● TASK OBJECTIVE: Return every line of the entries that includes the word "from".

● PROVIDED RECORDS:
- - - - -

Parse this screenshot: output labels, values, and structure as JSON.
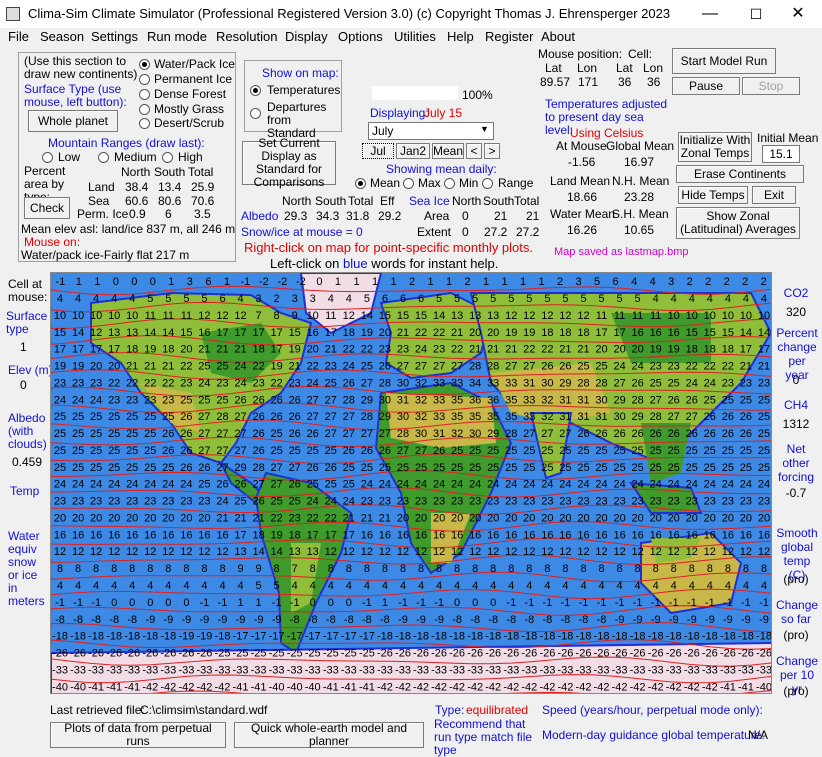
{
  "window": {
    "title": "Clima-Sim Climate Simulator (Professional Registered Version 3.0)    (c) Copyright Thomas J. Ehrensperger 2023",
    "minimize": "—",
    "maximize": "☐",
    "close": "✕"
  },
  "menu": [
    "File",
    "Season",
    "Settings",
    "Run mode",
    "Resolution",
    "Display",
    "Options",
    "Utilities",
    "Help",
    "Register",
    "About"
  ],
  "surface": {
    "instructions": "(Use this section to draw new continents)",
    "surface_type_label": "Surface Type (use mouse, left button):",
    "options": [
      "Water/Pack Ice",
      "Permanent Ice",
      "Dense Forest",
      "Mostly Grass",
      "Desert/Scrub"
    ],
    "selected": 0,
    "whole_planet": "Whole planet",
    "mountain_label": "Mountain Ranges (draw last):",
    "mountain_options": [
      "Low",
      "Medium",
      "High"
    ],
    "area_label": "Percent area by type:",
    "col_north": "North",
    "col_south": "South",
    "col_total": "Total",
    "rows": [
      {
        "label": "Land",
        "north": "38.4",
        "south": "13.4",
        "total": "25.9"
      },
      {
        "label": "Sea",
        "north": "60.6",
        "south": "80.6",
        "total": "70.6"
      },
      {
        "label": "Perm. Ice",
        "north": "0.9",
        "south": "6",
        "total": "3.5"
      }
    ],
    "check": "Check",
    "mean_elev": "Mean elev asl: land/ice  837 m, all  246 m",
    "mouse_on_label": "Mouse on:",
    "mouse_on_value": "Water/pack ice-Fairly flat 217 m"
  },
  "show_on_map": {
    "title": "Show on map:",
    "options": [
      "Temperatures",
      "Departures from Standard"
    ],
    "selected": 0
  },
  "set_standard": "Set Current Display as Standard for Comparisons",
  "slider": {
    "value_label": "100%",
    "fraction": 1.0
  },
  "displaying": {
    "label": "Displaying:",
    "value": "July 15",
    "select": "July"
  },
  "month_buttons": [
    "Jul",
    "Jan2",
    "Mean",
    "<",
    ">"
  ],
  "mean_daily": {
    "title": "Showing mean daily:",
    "options": [
      "Mean",
      "Max",
      "Min",
      "Range"
    ],
    "selected": 0
  },
  "albedo": {
    "header": [
      "North",
      "South",
      "Total",
      "Eff"
    ],
    "label": "Albedo",
    "values": [
      "29.3",
      "34.3",
      "31.8",
      "29.2"
    ],
    "snow_label": "Snow/ice at mouse = 0"
  },
  "sea_ice": {
    "title": "Sea Ice",
    "header": [
      "North",
      "South",
      "Total"
    ],
    "rows": [
      {
        "label": "Area",
        "values": [
          "0",
          "21",
          "21"
        ]
      },
      {
        "label": "Extent",
        "values": [
          "0",
          "27.2",
          "27.2"
        ]
      }
    ]
  },
  "hints": {
    "right_click": "Right-click on map for point-specific monthly plots.",
    "left_click_a": "Left-click on",
    "left_click_b": "blue",
    "left_click_c": "words for instant help."
  },
  "mouse_pos": {
    "title": "Mouse position:",
    "cell_title": "Cell:",
    "lat": "Lat",
    "lon": "Lon",
    "mouse_lat": "89.57",
    "mouse_lon": "171",
    "cell_lat": "36",
    "cell_lon": "36"
  },
  "temps": {
    "adjusted": "Temperatures adjusted to present day sea level:",
    "celsius": "Using Celsius",
    "at_mouse_label": "At Mouse",
    "at_mouse": "-1.56",
    "global_mean_label": "Global Mean",
    "global_mean": "16.97",
    "land_mean_label": "Land Mean",
    "land_mean": "18.66",
    "nh_mean_label": "N.H. Mean",
    "nh_mean": "23.28",
    "water_mean_label": "Water Mean",
    "water_mean": "16.26",
    "sh_mean_label": "S.H. Mean",
    "sh_mean": "10.65"
  },
  "controls": {
    "start": "Start Model Run",
    "pause": "Pause",
    "stop": "Stop",
    "init_zonal": "Initialize  With Zonal Temps",
    "initial_mean_label": "Initial Mean",
    "initial_mean_value": "15.1",
    "erase": "Erase Continents",
    "hide_temps": "Hide Temps",
    "exit": "Exit",
    "show_zonal": "Show Zonal (Latitudinal) Averages",
    "map_saved": "Map saved as lastmap.bmp"
  },
  "left_panel": {
    "cell_at_mouse": "Cell at mouse:",
    "surface_type": "Surface type",
    "surface_val": "1",
    "elev": "Elev (m)",
    "elev_val": "0",
    "albedo": "Albedo (with clouds)",
    "albedo_val": "0.459",
    "temp": "Temp",
    "water": "Water equiv snow or ice in meters"
  },
  "right_panel": {
    "co2": "CO2",
    "co2_val": "320",
    "pct_change": "Percent change per year",
    "pct_val": "0",
    "ch4": "CH4",
    "ch4_val": "1312",
    "net_forcing": "Net other forcing",
    "net_val": "-0.7",
    "smooth": "Smooth global temp (C)",
    "smooth_val": "(pro)",
    "change_sofar": "Change so far",
    "change_sofar_val": "(pro)",
    "change_10": "Change per 10 yr",
    "change_10_val": "(pro)"
  },
  "map_rows": [
    [
      -1,
      1,
      1,
      0,
      0,
      0,
      1,
      3,
      6,
      1,
      -1,
      -2,
      -2,
      -2,
      0,
      1,
      1,
      1,
      1,
      2,
      1,
      1,
      2,
      1,
      1,
      1,
      1,
      2,
      3,
      5,
      6,
      4,
      4,
      3,
      2,
      2,
      2,
      2,
      2
    ],
    [
      4,
      4,
      4,
      4,
      4,
      5,
      5,
      5,
      5,
      6,
      4,
      3,
      2,
      3,
      3,
      4,
      4,
      5,
      6,
      6,
      6,
      5,
      5,
      5,
      5,
      5,
      5,
      5,
      5,
      5,
      5,
      5,
      5,
      4,
      4,
      4,
      4,
      4,
      4,
      4
    ],
    [
      10,
      10,
      10,
      10,
      10,
      11,
      11,
      11,
      12,
      12,
      12,
      7,
      8,
      9,
      10,
      11,
      12,
      14,
      15,
      15,
      15,
      14,
      13,
      13,
      13,
      12,
      12,
      12,
      12,
      12,
      11,
      11,
      11,
      11,
      10,
      10,
      10,
      10,
      10,
      10
    ],
    [
      15,
      14,
      12,
      13,
      13,
      14,
      14,
      15,
      16,
      17,
      17,
      17,
      17,
      15,
      16,
      17,
      18,
      19,
      20,
      21,
      22,
      22,
      21,
      20,
      20,
      19,
      19,
      18,
      18,
      18,
      17,
      17,
      16,
      16,
      16,
      15,
      15,
      15,
      14,
      14
    ],
    [
      17,
      17,
      17,
      17,
      18,
      19,
      18,
      20,
      21,
      21,
      21,
      18,
      17,
      19,
      20,
      21,
      22,
      22,
      23,
      23,
      24,
      23,
      22,
      21,
      21,
      21,
      22,
      22,
      21,
      21,
      20,
      20,
      20,
      19,
      19,
      18,
      18,
      18,
      17,
      17
    ],
    [
      19,
      19,
      20,
      20,
      21,
      21,
      21,
      22,
      25,
      25,
      24,
      22,
      19,
      21,
      22,
      23,
      24,
      25,
      26,
      27,
      27,
      27,
      27,
      28,
      28,
      27,
      27,
      26,
      26,
      25,
      25,
      24,
      24,
      23,
      23,
      22,
      22,
      22,
      21,
      21
    ],
    [
      23,
      23,
      23,
      22,
      22,
      22,
      22,
      23,
      24,
      23,
      24,
      23,
      22,
      23,
      24,
      25,
      26,
      27,
      28,
      30,
      32,
      33,
      33,
      34,
      33,
      33,
      31,
      30,
      29,
      28,
      28,
      27,
      26,
      25,
      25,
      24,
      24,
      23,
      23,
      23
    ],
    [
      24,
      24,
      24,
      23,
      23,
      23,
      23,
      25,
      25,
      25,
      26,
      26,
      26,
      26,
      27,
      27,
      28,
      29,
      30,
      31,
      32,
      33,
      35,
      36,
      36,
      35,
      33,
      32,
      31,
      31,
      30,
      29,
      28,
      27,
      26,
      26,
      25,
      25,
      25,
      25
    ],
    [
      25,
      25,
      25,
      25,
      25,
      25,
      25,
      26,
      27,
      28,
      27,
      26,
      26,
      26,
      27,
      27,
      27,
      28,
      29,
      30,
      32,
      33,
      35,
      35,
      35,
      35,
      33,
      32,
      31,
      31,
      31,
      30,
      29,
      28,
      27,
      27,
      26,
      26,
      26,
      25
    ],
    [
      25,
      25,
      25,
      25,
      25,
      25,
      26,
      26,
      27,
      27,
      27,
      26,
      25,
      26,
      26,
      27,
      27,
      27,
      27,
      28,
      30,
      31,
      32,
      30,
      29,
      28,
      27,
      27,
      27,
      26,
      26,
      26,
      26,
      26,
      26,
      26,
      26,
      26,
      26,
      25
    ],
    [
      25,
      25,
      25,
      25,
      25,
      25,
      26,
      26,
      27,
      27,
      27,
      26,
      25,
      25,
      25,
      25,
      26,
      26,
      26,
      27,
      27,
      26,
      25,
      25,
      25,
      25,
      25,
      25,
      25,
      25,
      25,
      25,
      25,
      25,
      25,
      25,
      25,
      25,
      25,
      25
    ],
    [
      25,
      25,
      25,
      25,
      25,
      25,
      25,
      26,
      26,
      27,
      29,
      28,
      27,
      27,
      26,
      26,
      25,
      25,
      25,
      25,
      25,
      25,
      25,
      25,
      25,
      25,
      25,
      25,
      25,
      25,
      25,
      25,
      25,
      25,
      25,
      25,
      25,
      25,
      25,
      25
    ],
    [
      24,
      24,
      24,
      24,
      24,
      24,
      24,
      24,
      25,
      26,
      26,
      27,
      27,
      26,
      25,
      25,
      25,
      24,
      24,
      24,
      24,
      24,
      24,
      24,
      24,
      24,
      24,
      24,
      24,
      24,
      24,
      24,
      24,
      24,
      24,
      24,
      24,
      24,
      24,
      24
    ],
    [
      23,
      23,
      23,
      23,
      23,
      23,
      23,
      23,
      23,
      24,
      25,
      26,
      25,
      25,
      24,
      24,
      24,
      23,
      23,
      23,
      23,
      23,
      23,
      23,
      23,
      23,
      23,
      23,
      23,
      23,
      23,
      23,
      23,
      23,
      23,
      23,
      23,
      23,
      23,
      23
    ],
    [
      20,
      20,
      20,
      20,
      20,
      20,
      20,
      20,
      20,
      21,
      21,
      21,
      22,
      23,
      22,
      22,
      21,
      21,
      21,
      20,
      20,
      20,
      20,
      20,
      20,
      20,
      20,
      20,
      20,
      20,
      20,
      20,
      20,
      20,
      20,
      20,
      20,
      20,
      20,
      20
    ],
    [
      16,
      16,
      16,
      16,
      16,
      16,
      16,
      16,
      16,
      16,
      17,
      18,
      19,
      18,
      17,
      17,
      17,
      16,
      16,
      16,
      16,
      16,
      16,
      16,
      16,
      16,
      16,
      16,
      16,
      16,
      16,
      16,
      16,
      16,
      16,
      16,
      16,
      16,
      16,
      16
    ],
    [
      12,
      12,
      12,
      12,
      12,
      12,
      12,
      12,
      12,
      12,
      13,
      14,
      14,
      13,
      13,
      12,
      12,
      12,
      12,
      12,
      12,
      12,
      12,
      12,
      12,
      12,
      12,
      12,
      12,
      12,
      12,
      12,
      12,
      12,
      12,
      12,
      12,
      12,
      12,
      12
    ],
    [
      8,
      8,
      8,
      8,
      8,
      8,
      8,
      8,
      8,
      8,
      9,
      9,
      8,
      7,
      8,
      8,
      8,
      8,
      8,
      8,
      8,
      8,
      8,
      8,
      8,
      8,
      8,
      8,
      8,
      8,
      8,
      8,
      8,
      8,
      8,
      8,
      8,
      8,
      8,
      8
    ],
    [
      4,
      4,
      4,
      4,
      4,
      4,
      4,
      4,
      4,
      4,
      4,
      5,
      5,
      4,
      4,
      4,
      4,
      4,
      4,
      4,
      4,
      4,
      4,
      4,
      4,
      4,
      4,
      4,
      4,
      4,
      4,
      4,
      4,
      4,
      4,
      4,
      4,
      4,
      4,
      4
    ],
    [
      -1,
      -1,
      -1,
      0,
      0,
      0,
      0,
      0,
      -1,
      -1,
      1,
      1,
      -1,
      -1,
      0,
      0,
      0,
      -1,
      1,
      -1,
      -1,
      -1,
      0,
      0,
      0,
      -1,
      -1,
      -1,
      -1,
      -1,
      -1,
      -1,
      -1,
      -1,
      -1,
      -1,
      -1,
      -1,
      -1,
      -1
    ],
    [
      -8,
      -8,
      -8,
      -8,
      -8,
      -9,
      -9,
      -9,
      -9,
      -9,
      -9,
      -9,
      -9,
      -8,
      -8,
      -8,
      -8,
      -8,
      -8,
      -9,
      -9,
      -9,
      -8,
      -8,
      -8,
      -8,
      -8,
      -8,
      -8,
      -8,
      -8,
      -9,
      -9,
      -9,
      -9,
      -9,
      -9,
      -9,
      -9,
      -9
    ],
    [
      -18,
      -18,
      -18,
      -18,
      -18,
      -18,
      -18,
      -19,
      -19,
      -18,
      -17,
      -17,
      -17,
      -17,
      -17,
      -17,
      -17,
      -17,
      -18,
      -18,
      -18,
      -18,
      -18,
      -18,
      -18,
      -18,
      -18,
      -18,
      -18,
      -18,
      -18,
      -18,
      -18,
      -18,
      -18,
      -18,
      -18,
      -18,
      -18,
      -18
    ],
    [
      -26,
      -26,
      -26,
      -26,
      -26,
      -26,
      -26,
      -26,
      -26,
      -25,
      -25,
      -25,
      -25,
      -25,
      -25,
      -25,
      -25,
      -25,
      -26,
      -26,
      -26,
      -26,
      -26,
      -26,
      -26,
      -26,
      -26,
      -26,
      -26,
      -26,
      -26,
      -26,
      -26,
      -26,
      -26,
      -26,
      -26,
      -26,
      -26,
      -26
    ],
    [
      -33,
      -33,
      -33,
      -33,
      -33,
      -33,
      -33,
      -33,
      -33,
      -33,
      -33,
      -33,
      -33,
      -33,
      -33,
      -33,
      -33,
      -33,
      -33,
      -33,
      -33,
      -33,
      -33,
      -33,
      -33,
      -33,
      -33,
      -33,
      -33,
      -33,
      -33,
      -33,
      -33,
      -33,
      -33,
      -33,
      -33,
      -33,
      -33,
      -33
    ],
    [
      -40,
      -40,
      -41,
      -41,
      -41,
      -42,
      -42,
      -42,
      -42,
      -42,
      -41,
      -41,
      -40,
      -40,
      -40,
      -41,
      -41,
      -41,
      -42,
      -42,
      -42,
      -42,
      -42,
      -42,
      -42,
      -42,
      -42,
      -42,
      -42,
      -42,
      -42,
      -42,
      -42,
      -42,
      -42,
      -42,
      -42,
      -41,
      -41,
      -40
    ]
  ],
  "bottom": {
    "last_file_label": "Last retrieved file:",
    "last_file": "C:\\climsim\\standard.wdf",
    "type_label": "Type:",
    "type_value": "equilibrated",
    "recommend": "Recommend that run type match file type",
    "speed": "Speed (years/hour, perpetual mode only):",
    "plots": "Plots of data from perpetual runs",
    "quick": "Quick whole-earth model and planner",
    "guidance_label": "Modern-day guidance global temperature:",
    "guidance_value": "N/A"
  },
  "colors": {
    "ocean": "#3d8ae6",
    "desert": "#c8b84a",
    "grass": "#8fbf3a",
    "forest": "#3e9b2c",
    "ice": "#f2dce6",
    "border": "#1f2fd4",
    "isoline": "#e02020"
  }
}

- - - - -

● ANSWER FOR THE TASK:
      "Departures from Standard"
    "plots": "Plots of data from perpetual runs",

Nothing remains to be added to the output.